» **Exercise directions**
For the records that follow, give the number of lines containing the word "name", with no added text.

» **Material shown**
.....
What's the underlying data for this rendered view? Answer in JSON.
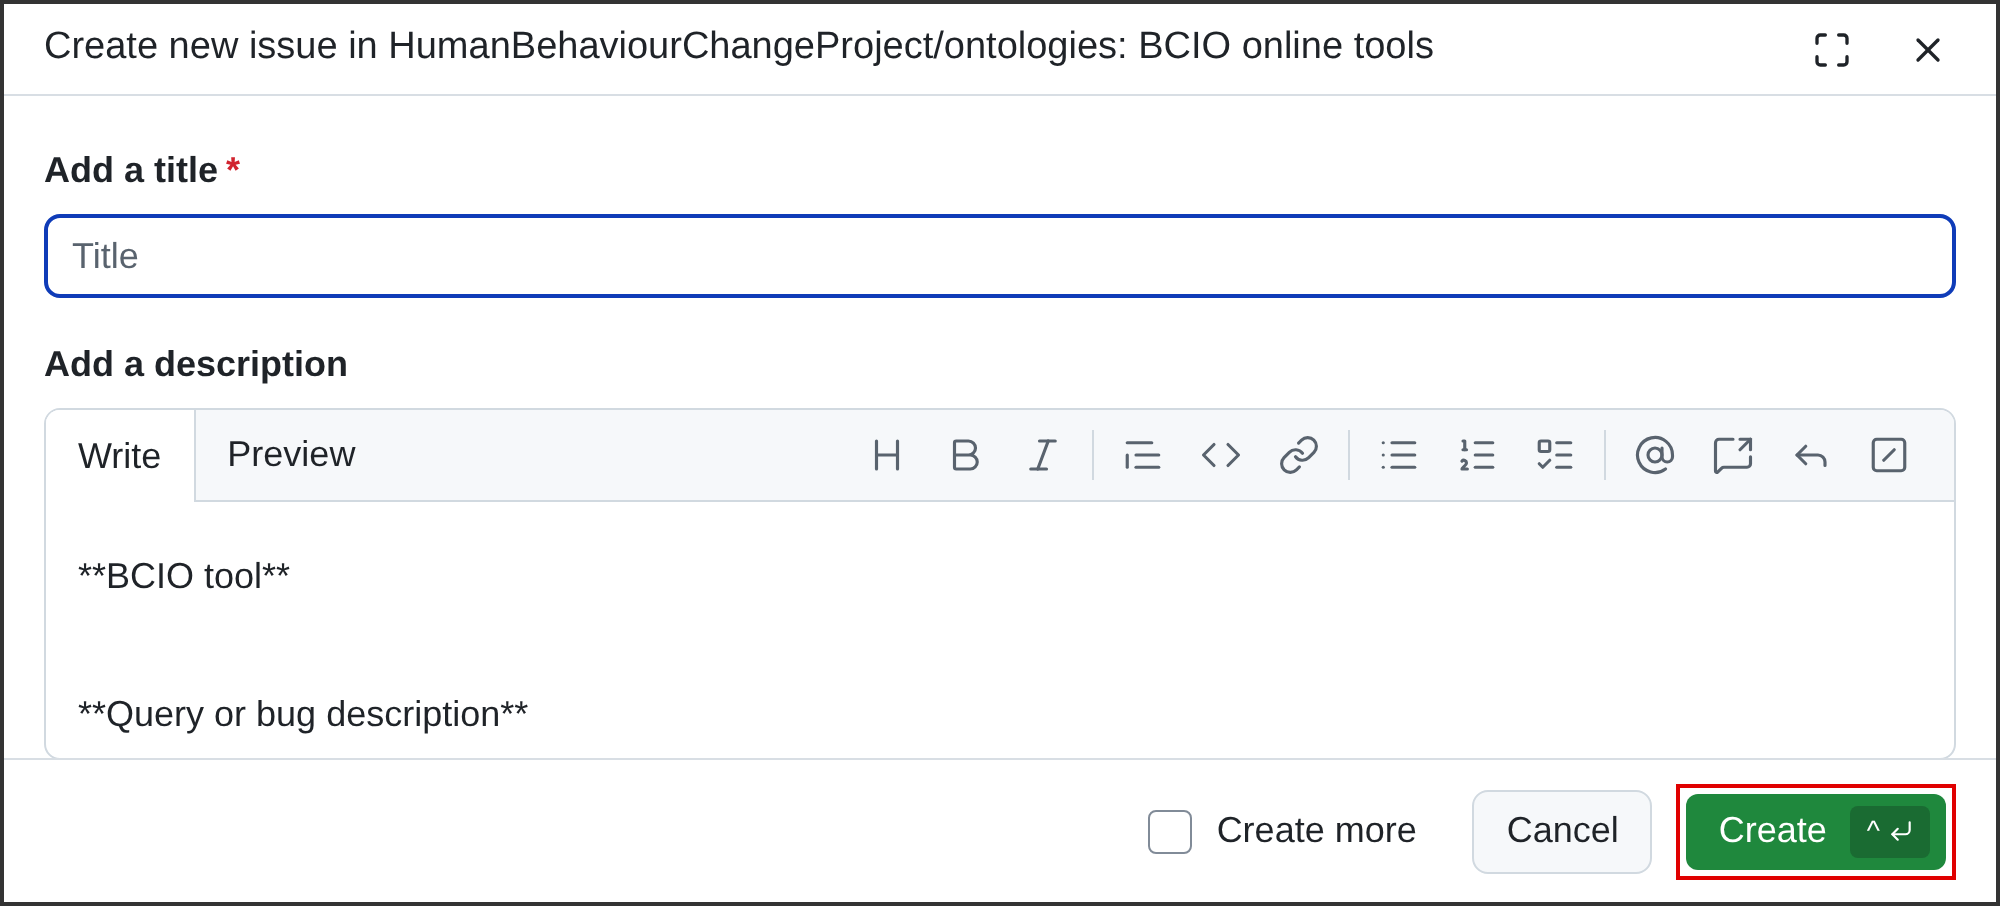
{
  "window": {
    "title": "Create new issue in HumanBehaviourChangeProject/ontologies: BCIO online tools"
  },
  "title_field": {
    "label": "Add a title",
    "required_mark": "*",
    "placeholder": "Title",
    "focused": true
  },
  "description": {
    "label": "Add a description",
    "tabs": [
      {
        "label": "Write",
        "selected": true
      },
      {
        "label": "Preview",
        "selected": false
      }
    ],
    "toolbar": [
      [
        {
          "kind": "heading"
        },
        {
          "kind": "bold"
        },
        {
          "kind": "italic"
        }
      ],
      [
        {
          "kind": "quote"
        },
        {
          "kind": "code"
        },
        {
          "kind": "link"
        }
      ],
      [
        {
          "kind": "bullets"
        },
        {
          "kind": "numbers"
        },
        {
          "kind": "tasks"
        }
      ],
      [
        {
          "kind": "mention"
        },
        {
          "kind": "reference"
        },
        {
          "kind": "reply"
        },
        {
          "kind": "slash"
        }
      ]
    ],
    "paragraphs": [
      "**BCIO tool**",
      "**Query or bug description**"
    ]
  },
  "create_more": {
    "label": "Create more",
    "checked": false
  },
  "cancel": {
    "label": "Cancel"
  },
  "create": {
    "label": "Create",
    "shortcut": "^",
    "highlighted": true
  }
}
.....
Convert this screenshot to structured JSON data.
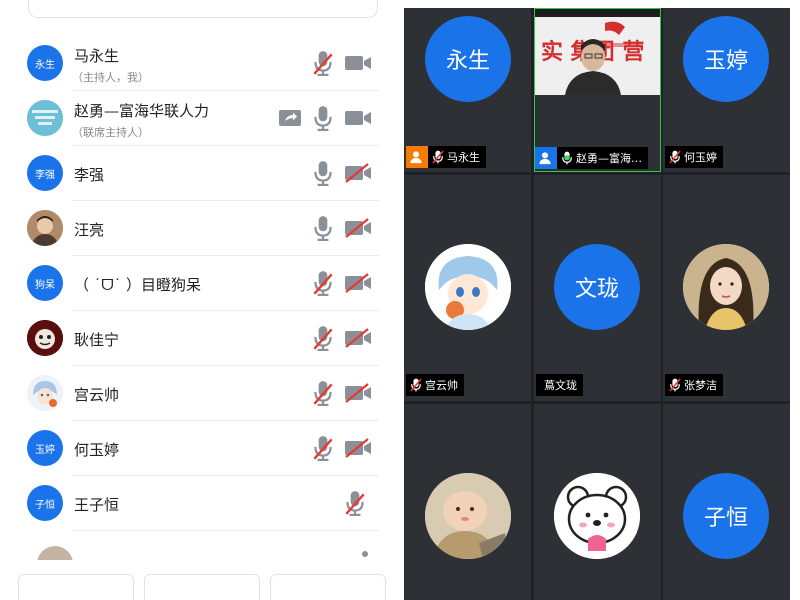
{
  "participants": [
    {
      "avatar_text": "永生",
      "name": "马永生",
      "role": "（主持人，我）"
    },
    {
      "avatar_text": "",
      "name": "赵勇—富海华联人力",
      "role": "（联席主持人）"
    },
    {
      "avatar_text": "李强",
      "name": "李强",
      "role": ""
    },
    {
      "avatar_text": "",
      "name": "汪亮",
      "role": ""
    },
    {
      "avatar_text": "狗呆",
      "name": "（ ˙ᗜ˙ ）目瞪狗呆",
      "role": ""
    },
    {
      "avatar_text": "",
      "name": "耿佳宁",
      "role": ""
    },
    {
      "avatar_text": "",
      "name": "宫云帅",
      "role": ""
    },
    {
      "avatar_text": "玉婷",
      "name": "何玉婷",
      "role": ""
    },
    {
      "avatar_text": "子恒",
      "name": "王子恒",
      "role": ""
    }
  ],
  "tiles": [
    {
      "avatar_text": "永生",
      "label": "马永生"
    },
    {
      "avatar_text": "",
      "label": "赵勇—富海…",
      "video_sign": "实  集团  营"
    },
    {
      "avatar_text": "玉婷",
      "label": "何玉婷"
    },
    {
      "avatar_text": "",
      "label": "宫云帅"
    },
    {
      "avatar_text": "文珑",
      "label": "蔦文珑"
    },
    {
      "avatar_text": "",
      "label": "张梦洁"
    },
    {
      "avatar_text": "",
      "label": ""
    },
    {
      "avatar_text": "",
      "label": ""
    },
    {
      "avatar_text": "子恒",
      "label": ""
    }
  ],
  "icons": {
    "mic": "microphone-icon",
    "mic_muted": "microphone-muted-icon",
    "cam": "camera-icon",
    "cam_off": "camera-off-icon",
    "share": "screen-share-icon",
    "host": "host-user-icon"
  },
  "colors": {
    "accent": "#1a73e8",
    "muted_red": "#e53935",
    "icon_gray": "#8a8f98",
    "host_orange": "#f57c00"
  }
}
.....
» **Written response**
9